_The task_
Every line of the records below that holds the word "ライブラリ" belongs in the answer.
- - -
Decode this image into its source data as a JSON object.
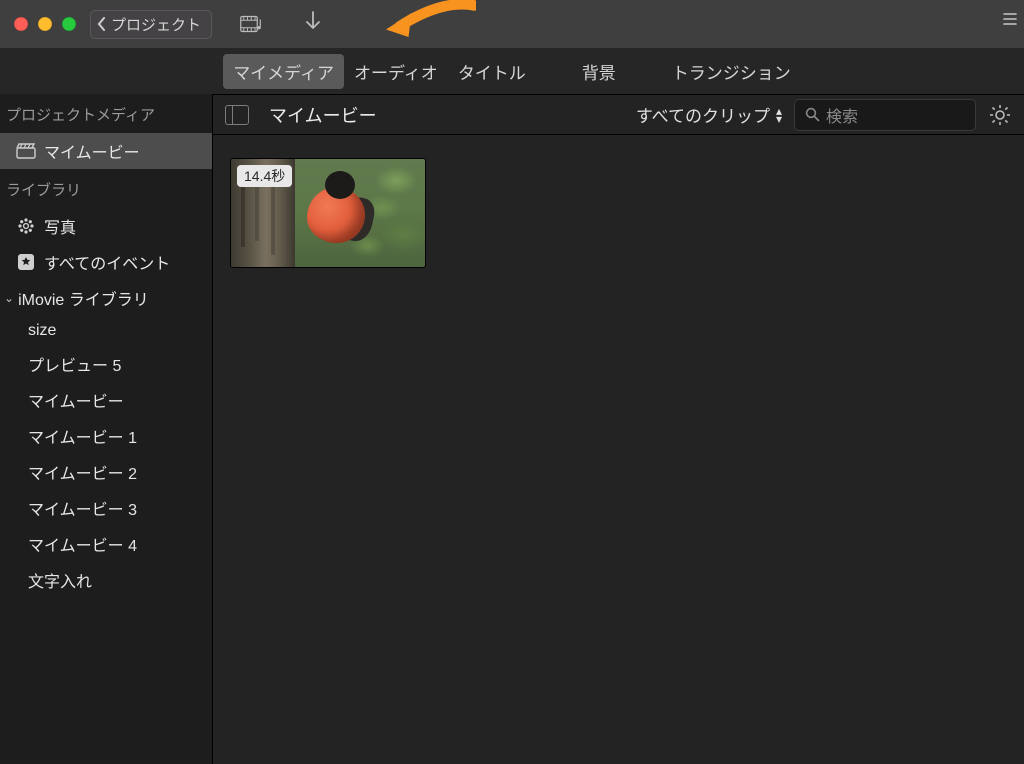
{
  "titlebar": {
    "back_label": "プロジェクト"
  },
  "tabs": {
    "my_media": "マイメディア",
    "audio": "オーディオ",
    "titles": "タイトル",
    "background": "背景",
    "transition": "トランジション"
  },
  "sidebar": {
    "section_project_media": "プロジェクトメディア",
    "my_movie_item": "マイムービー",
    "section_library": "ライブラリ",
    "photos": "写真",
    "all_events": "すべてのイベント",
    "imovie_library": "iMovie ライブラリ",
    "children": {
      "c0": "size",
      "c1": "プレビュー 5",
      "c2": "マイムービー",
      "c3": "マイムービー 1",
      "c4": "マイムービー 2",
      "c5": "マイムービー 3",
      "c6": "マイムービー 4",
      "c7": "文字入れ"
    }
  },
  "content": {
    "title": "マイムービー",
    "filter_label": "すべてのクリップ",
    "search_placeholder": "検索",
    "clip_duration": "14.4秒"
  },
  "colors": {
    "accent_arrow": "#f7931e"
  }
}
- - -
_Answer box_
    "section_library": "ライブラリ",
    "imovie_library": "iMovie ライブラリ",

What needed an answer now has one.